▸ Material provided
↓

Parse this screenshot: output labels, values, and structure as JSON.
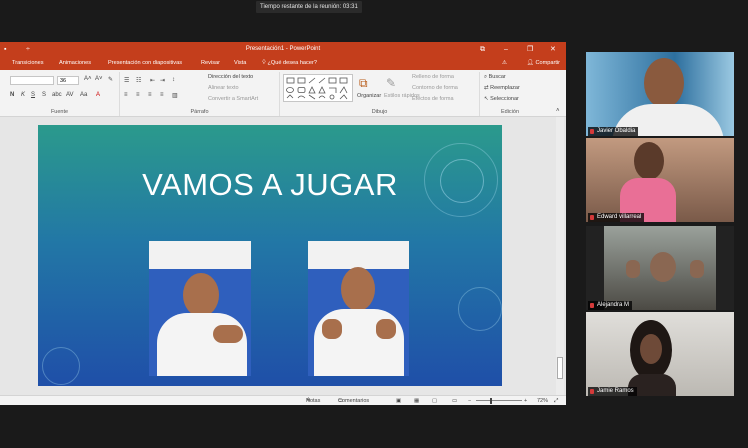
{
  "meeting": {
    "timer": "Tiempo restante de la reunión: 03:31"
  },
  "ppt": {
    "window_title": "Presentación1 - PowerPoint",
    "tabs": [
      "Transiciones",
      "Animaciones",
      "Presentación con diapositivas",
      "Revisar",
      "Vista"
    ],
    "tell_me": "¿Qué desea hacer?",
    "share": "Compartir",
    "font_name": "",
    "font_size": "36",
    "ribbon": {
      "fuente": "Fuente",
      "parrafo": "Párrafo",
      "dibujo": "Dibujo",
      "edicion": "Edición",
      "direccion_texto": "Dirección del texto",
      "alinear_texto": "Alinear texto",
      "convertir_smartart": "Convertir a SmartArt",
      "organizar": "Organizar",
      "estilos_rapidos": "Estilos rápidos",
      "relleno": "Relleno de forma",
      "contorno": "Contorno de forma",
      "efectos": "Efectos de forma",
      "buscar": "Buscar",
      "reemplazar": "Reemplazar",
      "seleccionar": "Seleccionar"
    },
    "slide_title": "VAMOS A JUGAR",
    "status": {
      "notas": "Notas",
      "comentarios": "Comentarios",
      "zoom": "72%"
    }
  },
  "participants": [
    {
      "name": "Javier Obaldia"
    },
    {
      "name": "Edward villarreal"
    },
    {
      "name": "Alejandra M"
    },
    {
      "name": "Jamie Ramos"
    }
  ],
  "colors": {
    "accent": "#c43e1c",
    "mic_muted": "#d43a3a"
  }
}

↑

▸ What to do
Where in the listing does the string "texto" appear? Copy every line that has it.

▸ Response to the task
      "direccion_texto": "Dirección del texto",
      "alinear_texto": "Alinear texto",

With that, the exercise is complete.